I read "The Bad Girl" by Mario Vargas Llosa for a new book group. What a textured piece - on friendship, on beauty, on aesthetics -- a story told via sex and submission and being dashed time after time by one single very bad girl! The crazy, lewd debauchery, over the top - is this real? Such a closely depicted life story, must be a morality tale - so how do we avoid the relinquishment of self and sanity in our own lives? And in the lives of, particularly, our boys?
In fact, this novel is inside out... it's reality-based fiction alright, but about the secondary characters. They are rational and sane and have the kind of command over themselves we recognize - they command power over reality in a way that the primary character, our Ricardito, he who is enslaved to a woman who hates him, cannot manage.
And it's a travelogue!
Most exquisite about this book written by a Peruvian master of literature is the insider portrait it paints of - Paris! "The Bad Girl" is a guide for my favorite city - the exhibits were real, the glitterati make cameos, the restaurateurs (some of whom I've known myself, like Jean Pierre Court of the unparalelled 7e bistro Auberge d'Chez Eux where I have basked in just the meal Ricardo and Soloman ate, down to the detail, probably with some of you!) -- the walks in the Tuileries. They taunt the reader - like :"hey you think this book isn't a real life tale?" Vargas Llosa's Paris is as immediate as if we were there this afternoon, so how can the life story of Ricardo NOT be real as a result? This is what I mean, it's inside out. Everything auxiliary is as plain as day, from the restaurants and cafes to the perfect, messy, real people Ricardo has propping him up. These are what defines Ricardo, not the woman who abuses him, manipulates him, lies to him, crazes him.
I finished The Bad Girl yesterday afternoon at 4:00 -- as one does when thoroughly taken with a novel, she reads while her kids are stationed screenside. The first place I went to find myself was the Errant Aesthete, which as its main concern brings hedonism (Paris) home. I can count on my errant blogger friend to walk me through coming back to earth after this fantastic read. Here's what the Aesthete leads off with, a quote from Plato:
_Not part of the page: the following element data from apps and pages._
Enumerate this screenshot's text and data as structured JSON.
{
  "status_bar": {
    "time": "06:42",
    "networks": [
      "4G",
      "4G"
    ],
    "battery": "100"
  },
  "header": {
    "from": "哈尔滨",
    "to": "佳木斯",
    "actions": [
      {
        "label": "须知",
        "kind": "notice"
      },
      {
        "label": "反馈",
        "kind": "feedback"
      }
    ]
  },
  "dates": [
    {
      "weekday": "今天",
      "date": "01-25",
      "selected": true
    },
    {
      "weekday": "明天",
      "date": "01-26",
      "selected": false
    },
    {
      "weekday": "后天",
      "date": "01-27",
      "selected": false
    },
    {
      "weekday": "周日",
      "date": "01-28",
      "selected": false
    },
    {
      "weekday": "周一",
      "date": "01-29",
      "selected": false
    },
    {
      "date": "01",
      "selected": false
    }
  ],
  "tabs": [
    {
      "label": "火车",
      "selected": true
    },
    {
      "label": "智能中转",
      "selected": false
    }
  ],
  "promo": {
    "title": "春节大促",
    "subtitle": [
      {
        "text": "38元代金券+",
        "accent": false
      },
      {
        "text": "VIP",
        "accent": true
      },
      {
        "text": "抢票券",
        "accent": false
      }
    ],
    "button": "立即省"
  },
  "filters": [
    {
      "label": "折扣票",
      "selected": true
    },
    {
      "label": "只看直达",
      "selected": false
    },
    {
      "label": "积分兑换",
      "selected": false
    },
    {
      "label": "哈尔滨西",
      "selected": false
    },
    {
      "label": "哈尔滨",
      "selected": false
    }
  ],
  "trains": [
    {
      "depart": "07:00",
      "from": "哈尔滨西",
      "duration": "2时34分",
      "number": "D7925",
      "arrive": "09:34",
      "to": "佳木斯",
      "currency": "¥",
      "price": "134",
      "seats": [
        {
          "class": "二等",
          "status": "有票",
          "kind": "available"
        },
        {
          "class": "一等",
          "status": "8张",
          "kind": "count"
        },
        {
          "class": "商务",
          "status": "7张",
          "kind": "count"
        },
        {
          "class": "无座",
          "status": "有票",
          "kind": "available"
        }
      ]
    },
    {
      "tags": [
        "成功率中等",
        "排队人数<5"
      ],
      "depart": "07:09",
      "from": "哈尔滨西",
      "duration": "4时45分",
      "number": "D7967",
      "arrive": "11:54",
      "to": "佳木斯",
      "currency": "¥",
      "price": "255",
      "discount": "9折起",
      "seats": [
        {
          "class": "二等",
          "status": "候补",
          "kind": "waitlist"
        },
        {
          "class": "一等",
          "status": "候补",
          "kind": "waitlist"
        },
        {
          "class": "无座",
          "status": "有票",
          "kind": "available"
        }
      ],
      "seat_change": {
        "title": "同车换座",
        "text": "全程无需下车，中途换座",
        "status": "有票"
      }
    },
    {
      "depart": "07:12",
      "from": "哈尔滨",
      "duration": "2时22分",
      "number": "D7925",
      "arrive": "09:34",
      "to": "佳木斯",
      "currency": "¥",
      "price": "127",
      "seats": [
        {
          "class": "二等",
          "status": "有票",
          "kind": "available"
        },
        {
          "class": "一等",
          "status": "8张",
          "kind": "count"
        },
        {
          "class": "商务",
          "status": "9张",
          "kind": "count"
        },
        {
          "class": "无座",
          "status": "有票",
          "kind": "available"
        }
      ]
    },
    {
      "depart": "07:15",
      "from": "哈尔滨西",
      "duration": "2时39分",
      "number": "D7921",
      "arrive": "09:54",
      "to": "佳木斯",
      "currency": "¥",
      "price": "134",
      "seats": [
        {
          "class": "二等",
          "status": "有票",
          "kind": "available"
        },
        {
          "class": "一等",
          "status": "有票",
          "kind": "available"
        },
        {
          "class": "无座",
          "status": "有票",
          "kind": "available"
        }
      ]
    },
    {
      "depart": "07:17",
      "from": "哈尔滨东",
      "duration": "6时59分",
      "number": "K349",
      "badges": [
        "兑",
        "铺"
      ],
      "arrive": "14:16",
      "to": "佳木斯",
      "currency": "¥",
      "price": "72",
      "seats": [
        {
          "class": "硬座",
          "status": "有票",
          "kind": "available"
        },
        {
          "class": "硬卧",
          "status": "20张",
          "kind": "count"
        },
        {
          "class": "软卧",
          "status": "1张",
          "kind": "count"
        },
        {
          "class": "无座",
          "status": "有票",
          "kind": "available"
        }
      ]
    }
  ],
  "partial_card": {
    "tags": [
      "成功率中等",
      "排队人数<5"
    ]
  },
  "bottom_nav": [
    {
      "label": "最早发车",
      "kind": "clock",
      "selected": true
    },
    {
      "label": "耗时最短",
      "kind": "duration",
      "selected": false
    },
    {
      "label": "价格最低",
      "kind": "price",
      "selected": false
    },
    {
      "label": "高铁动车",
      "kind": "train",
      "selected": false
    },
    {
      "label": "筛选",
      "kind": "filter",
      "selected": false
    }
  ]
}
"Everything that deceives can be said to enchant."
Perfect, the Errant Aesthete's salon, Crazy in Love -- here I have my conversation about "The Bad Girl".